EXTRACTED MATERIAL =
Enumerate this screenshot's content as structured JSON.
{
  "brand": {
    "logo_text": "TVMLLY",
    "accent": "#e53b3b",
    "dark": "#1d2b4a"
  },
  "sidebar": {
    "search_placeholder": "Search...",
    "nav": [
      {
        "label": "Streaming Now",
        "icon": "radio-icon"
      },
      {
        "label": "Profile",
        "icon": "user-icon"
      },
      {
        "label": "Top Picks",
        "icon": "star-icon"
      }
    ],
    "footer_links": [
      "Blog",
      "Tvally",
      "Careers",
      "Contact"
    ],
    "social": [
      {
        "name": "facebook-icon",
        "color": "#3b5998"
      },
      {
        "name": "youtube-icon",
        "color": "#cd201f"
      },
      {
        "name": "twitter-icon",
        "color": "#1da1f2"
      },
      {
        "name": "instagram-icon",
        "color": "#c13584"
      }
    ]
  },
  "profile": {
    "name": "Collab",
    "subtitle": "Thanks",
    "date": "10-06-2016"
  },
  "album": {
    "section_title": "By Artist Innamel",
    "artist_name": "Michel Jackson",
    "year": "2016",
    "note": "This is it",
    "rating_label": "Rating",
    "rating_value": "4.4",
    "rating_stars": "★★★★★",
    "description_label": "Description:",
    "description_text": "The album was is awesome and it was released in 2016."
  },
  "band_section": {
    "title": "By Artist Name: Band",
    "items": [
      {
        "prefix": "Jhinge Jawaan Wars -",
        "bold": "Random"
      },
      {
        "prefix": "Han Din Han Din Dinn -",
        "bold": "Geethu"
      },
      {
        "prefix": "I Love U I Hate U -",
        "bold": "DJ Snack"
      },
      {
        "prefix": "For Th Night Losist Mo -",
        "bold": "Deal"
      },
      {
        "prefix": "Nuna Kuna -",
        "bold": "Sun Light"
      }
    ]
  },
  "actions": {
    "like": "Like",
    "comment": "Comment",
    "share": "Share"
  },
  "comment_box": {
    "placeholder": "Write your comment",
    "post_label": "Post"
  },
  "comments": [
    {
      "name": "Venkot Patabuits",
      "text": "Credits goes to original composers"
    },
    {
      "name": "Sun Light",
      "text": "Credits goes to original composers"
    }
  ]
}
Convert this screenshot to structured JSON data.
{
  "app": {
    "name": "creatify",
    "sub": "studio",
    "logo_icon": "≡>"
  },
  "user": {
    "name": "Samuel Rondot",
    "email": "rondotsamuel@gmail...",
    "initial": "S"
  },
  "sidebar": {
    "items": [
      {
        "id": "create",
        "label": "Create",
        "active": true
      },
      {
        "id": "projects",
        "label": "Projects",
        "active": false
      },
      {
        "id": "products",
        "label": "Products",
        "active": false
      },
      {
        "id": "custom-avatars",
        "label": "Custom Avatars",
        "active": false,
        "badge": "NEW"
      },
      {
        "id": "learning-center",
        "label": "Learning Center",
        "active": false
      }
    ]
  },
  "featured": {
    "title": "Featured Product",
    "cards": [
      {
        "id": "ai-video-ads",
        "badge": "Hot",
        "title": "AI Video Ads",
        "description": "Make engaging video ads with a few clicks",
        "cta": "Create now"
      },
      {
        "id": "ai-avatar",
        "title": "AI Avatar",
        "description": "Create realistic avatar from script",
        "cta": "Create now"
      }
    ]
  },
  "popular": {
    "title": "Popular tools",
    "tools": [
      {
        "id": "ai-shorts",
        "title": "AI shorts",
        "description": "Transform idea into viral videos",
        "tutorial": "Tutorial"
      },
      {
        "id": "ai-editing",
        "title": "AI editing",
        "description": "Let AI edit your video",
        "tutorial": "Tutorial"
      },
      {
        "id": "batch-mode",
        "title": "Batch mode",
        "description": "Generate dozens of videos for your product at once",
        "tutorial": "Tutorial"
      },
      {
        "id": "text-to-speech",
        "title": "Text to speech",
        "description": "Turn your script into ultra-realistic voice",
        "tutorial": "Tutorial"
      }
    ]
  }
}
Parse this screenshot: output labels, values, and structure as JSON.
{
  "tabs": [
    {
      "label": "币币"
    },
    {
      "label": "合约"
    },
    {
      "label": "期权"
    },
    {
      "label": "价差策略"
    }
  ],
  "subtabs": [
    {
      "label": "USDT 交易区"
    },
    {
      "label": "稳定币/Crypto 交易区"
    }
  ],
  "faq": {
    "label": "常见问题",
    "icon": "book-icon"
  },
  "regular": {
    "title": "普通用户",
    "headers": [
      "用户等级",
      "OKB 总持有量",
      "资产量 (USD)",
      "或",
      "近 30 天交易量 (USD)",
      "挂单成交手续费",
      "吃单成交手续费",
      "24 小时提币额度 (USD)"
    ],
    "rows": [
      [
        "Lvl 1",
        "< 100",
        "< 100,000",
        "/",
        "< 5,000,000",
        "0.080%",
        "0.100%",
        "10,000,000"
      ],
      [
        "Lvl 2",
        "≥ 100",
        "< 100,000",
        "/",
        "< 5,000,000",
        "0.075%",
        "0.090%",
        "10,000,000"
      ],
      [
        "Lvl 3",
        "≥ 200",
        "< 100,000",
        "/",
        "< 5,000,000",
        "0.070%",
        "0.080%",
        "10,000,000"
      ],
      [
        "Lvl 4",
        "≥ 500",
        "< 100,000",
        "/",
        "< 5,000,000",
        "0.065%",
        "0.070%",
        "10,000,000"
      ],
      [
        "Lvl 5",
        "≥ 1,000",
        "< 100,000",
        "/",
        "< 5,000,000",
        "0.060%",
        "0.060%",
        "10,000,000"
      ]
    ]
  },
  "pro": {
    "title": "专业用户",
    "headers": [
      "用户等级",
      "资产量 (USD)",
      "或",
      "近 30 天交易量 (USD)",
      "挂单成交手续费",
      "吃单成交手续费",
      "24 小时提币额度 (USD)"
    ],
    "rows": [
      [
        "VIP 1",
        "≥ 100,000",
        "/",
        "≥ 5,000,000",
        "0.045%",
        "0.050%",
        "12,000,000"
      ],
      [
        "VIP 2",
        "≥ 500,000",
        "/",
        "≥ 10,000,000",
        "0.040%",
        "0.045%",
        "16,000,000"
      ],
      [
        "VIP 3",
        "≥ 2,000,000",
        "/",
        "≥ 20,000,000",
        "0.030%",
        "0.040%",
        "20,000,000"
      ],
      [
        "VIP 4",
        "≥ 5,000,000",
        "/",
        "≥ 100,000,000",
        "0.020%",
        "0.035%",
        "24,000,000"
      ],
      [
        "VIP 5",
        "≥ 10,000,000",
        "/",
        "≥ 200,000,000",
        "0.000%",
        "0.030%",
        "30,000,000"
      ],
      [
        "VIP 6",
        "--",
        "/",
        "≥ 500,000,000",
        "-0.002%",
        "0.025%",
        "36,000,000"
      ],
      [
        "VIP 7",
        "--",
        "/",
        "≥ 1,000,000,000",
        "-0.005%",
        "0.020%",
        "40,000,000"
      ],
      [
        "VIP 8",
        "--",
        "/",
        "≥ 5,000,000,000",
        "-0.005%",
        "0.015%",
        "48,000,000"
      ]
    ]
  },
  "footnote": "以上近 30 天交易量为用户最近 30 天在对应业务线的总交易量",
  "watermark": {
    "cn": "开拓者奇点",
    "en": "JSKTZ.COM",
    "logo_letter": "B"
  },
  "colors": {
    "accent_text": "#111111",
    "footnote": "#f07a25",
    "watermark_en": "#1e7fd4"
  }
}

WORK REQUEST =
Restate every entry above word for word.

PROBLEM SOLUTION =
Enumerate this screenshot's content as structured JSON.
{
  "brand": {
    "logo_text": "TVMLLY",
    "accent": "#e53b3b",
    "dark": "#1d2b4a"
  },
  "sidebar": {
    "search_placeholder": "Search...",
    "nav": [
      {
        "label": "Streaming Now",
        "icon": "radio-icon"
      },
      {
        "label": "Profile",
        "icon": "user-icon"
      },
      {
        "label": "Top Picks",
        "icon": "star-icon"
      }
    ],
    "footer_links": [
      "Blog",
      "Tvally",
      "Careers",
      "Contact"
    ],
    "social": [
      {
        "name": "facebook-icon",
        "color": "#3b5998"
      },
      {
        "name": "youtube-icon",
        "color": "#cd201f"
      },
      {
        "name": "twitter-icon",
        "color": "#1da1f2"
      },
      {
        "name": "instagram-icon",
        "color": "#c13584"
      }
    ]
  },
  "profile": {
    "name": "Collab",
    "subtitle": "Thanks",
    "date": "10-06-2016"
  },
  "album": {
    "section_title": "By Artist Innamel",
    "artist_name": "Michel Jackson",
    "year": "2016",
    "note": "This is it",
    "rating_label": "Rating",
    "rating_value": "4.4",
    "rating_stars": "★★★★★",
    "description_label": "Description:",
    "description_text": "The album was is awesome and it was released in 2016."
  },
  "band_section": {
    "title": "By Artist Name: Band",
    "items": [
      {
        "prefix": "Jhinge Jawaan Wars -",
        "bold": "Random"
      },
      {
        "prefix": "Han Din Han Din Dinn -",
        "bold": "Geethu"
      },
      {
        "prefix": "I Love U I Hate U -",
        "bold": "DJ Snack"
      },
      {
        "prefix": "For Th Night Losist Mo -",
        "bold": "Deal"
      },
      {
        "prefix": "Nuna Kuna -",
        "bold": "Sun Light"
      }
    ]
  },
  "actions": {
    "like": "Like",
    "comment": "Comment",
    "share": "Share"
  },
  "comment_box": {
    "placeholder": "Write your comment",
    "post_label": "Post"
  },
  "comments": [
    {
      "name": "Venkot Patabuits",
      "text": "Credits goes to original composers"
    },
    {
      "name": "Sun Light",
      "text": "Credits goes to original composers"
    }
  ]
}
Convert this screenshot to structured JSON data.
{
  "app": {
    "name": "creatify",
    "sub": "studio",
    "logo_icon": "≡>"
  },
  "user": {
    "name": "Samuel Rondot",
    "email": "rondotsamuel@gmail...",
    "initial": "S"
  },
  "sidebar": {
    "items": [
      {
        "id": "create",
        "label": "Create",
        "active": true
      },
      {
        "id": "projects",
        "label": "Projects",
        "active": false
      },
      {
        "id": "products",
        "label": "Products",
        "active": false
      },
      {
        "id": "custom-avatars",
        "label": "Custom Avatars",
        "active": false,
        "badge": "NEW"
      },
      {
        "id": "learning-center",
        "label": "Learning Center",
        "active": false
      }
    ]
  },
  "featured": {
    "title": "Featured Product",
    "cards": [
      {
        "id": "ai-video-ads",
        "badge": "Hot",
        "title": "AI Video Ads",
        "description": "Make engaging video ads with a few clicks",
        "cta": "Create now"
      },
      {
        "id": "ai-avatar",
        "title": "AI Avatar",
        "description": "Create realistic avatar from script",
        "cta": "Create now"
      }
    ]
  },
  "popular": {
    "title": "Popular tools",
    "tools": [
      {
        "id": "ai-shorts",
        "title": "AI shorts",
        "description": "Transform idea into viral videos",
        "tutorial": "Tutorial"
      },
      {
        "id": "ai-editing",
        "title": "AI editing",
        "description": "Let AI edit your video",
        "tutorial": "Tutorial"
      },
      {
        "id": "batch-mode",
        "title": "Batch mode",
        "description": "Generate dozens of videos for your product at once",
        "tutorial": "Tutorial"
      },
      {
        "id": "text-to-speech",
        "title": "Text to speech",
        "description": "Turn your script into ultra-realistic voice",
        "tutorial": "Tutorial"
      }
    ]
  }
}
Parse this screenshot: output labels, values, and structure as JSON.
{
  "tabs": [
    {
      "label": "币币"
    },
    {
      "label": "合约"
    },
    {
      "label": "期权"
    },
    {
      "label": "价差策略"
    }
  ],
  "subtabs": [
    {
      "label": "USDT 交易区"
    },
    {
      "label": "稳定币/Crypto 交易区"
    }
  ],
  "faq": {
    "label": "常见问题",
    "icon": "book-icon"
  },
  "regular": {
    "title": "普通用户",
    "headers": [
      "用户等级",
      "OKB 总持有量",
      "资产量 (USD)",
      "或",
      "近 30 天交易量 (USD)",
      "挂单成交手续费",
      "吃单成交手续费",
      "24 小时提币额度 (USD)"
    ],
    "rows": [
      [
        "Lvl 1",
        "< 100",
        "< 100,000",
        "/",
        "< 5,000,000",
        "0.080%",
        "0.100%",
        "10,000,000"
      ],
      [
        "Lvl 2",
        "≥ 100",
        "< 100,000",
        "/",
        "< 5,000,000",
        "0.075%",
        "0.090%",
        "10,000,000"
      ],
      [
        "Lvl 3",
        "≥ 200",
        "< 100,000",
        "/",
        "< 5,000,000",
        "0.070%",
        "0.080%",
        "10,000,000"
      ],
      [
        "Lvl 4",
        "≥ 500",
        "< 100,000",
        "/",
        "< 5,000,000",
        "0.065%",
        "0.070%",
        "10,000,000"
      ],
      [
        "Lvl 5",
        "≥ 1,000",
        "< 100,000",
        "/",
        "< 5,000,000",
        "0.060%",
        "0.060%",
        "10,000,000"
      ]
    ]
  },
  "pro": {
    "title": "专业用户",
    "headers": [
      "用户等级",
      "资产量 (USD)",
      "或",
      "近 30 天交易量 (USD)",
      "挂单成交手续费",
      "吃单成交手续费",
      "24 小时提币额度 (USD)"
    ],
    "rows": [
      [
        "VIP 1",
        "≥ 100,000",
        "/",
        "≥ 5,000,000",
        "0.045%",
        "0.050%",
        "12,000,000"
      ],
      [
        "VIP 2",
        "≥ 500,000",
        "/",
        "≥ 10,000,000",
        "0.040%",
        "0.045%",
        "16,000,000"
      ],
      [
        "VIP 3",
        "≥ 2,000,000",
        "/",
        "≥ 20,000,000",
        "0.030%",
        "0.040%",
        "20,000,000"
      ],
      [
        "VIP 4",
        "≥ 5,000,000",
        "/",
        "≥ 100,000,000",
        "0.020%",
        "0.035%",
        "24,000,000"
      ],
      [
        "VIP 5",
        "≥ 10,000,000",
        "/",
        "≥ 200,000,000",
        "0.000%",
        "0.030%",
        "30,000,000"
      ],
      [
        "VIP 6",
        "--",
        "/",
        "≥ 500,000,000",
        "-0.002%",
        "0.025%",
        "36,000,000"
      ],
      [
        "VIP 7",
        "--",
        "/",
        "≥ 1,000,000,000",
        "-0.005%",
        "0.020%",
        "40,000,000"
      ],
      [
        "VIP 8",
        "--",
        "/",
        "≥ 5,000,000,000",
        "-0.005%",
        "0.015%",
        "48,000,000"
      ]
    ]
  },
  "footnote": "以上近 30 天交易量为用户最近 30 天在对应业务线的总交易量",
  "watermark": {
    "cn": "开拓者奇点",
    "en": "JSKTZ.COM",
    "logo_letter": "B"
  },
  "colors": {
    "accent_text": "#111111",
    "footnote": "#f07a25",
    "watermark_en": "#1e7fd4"
  }
}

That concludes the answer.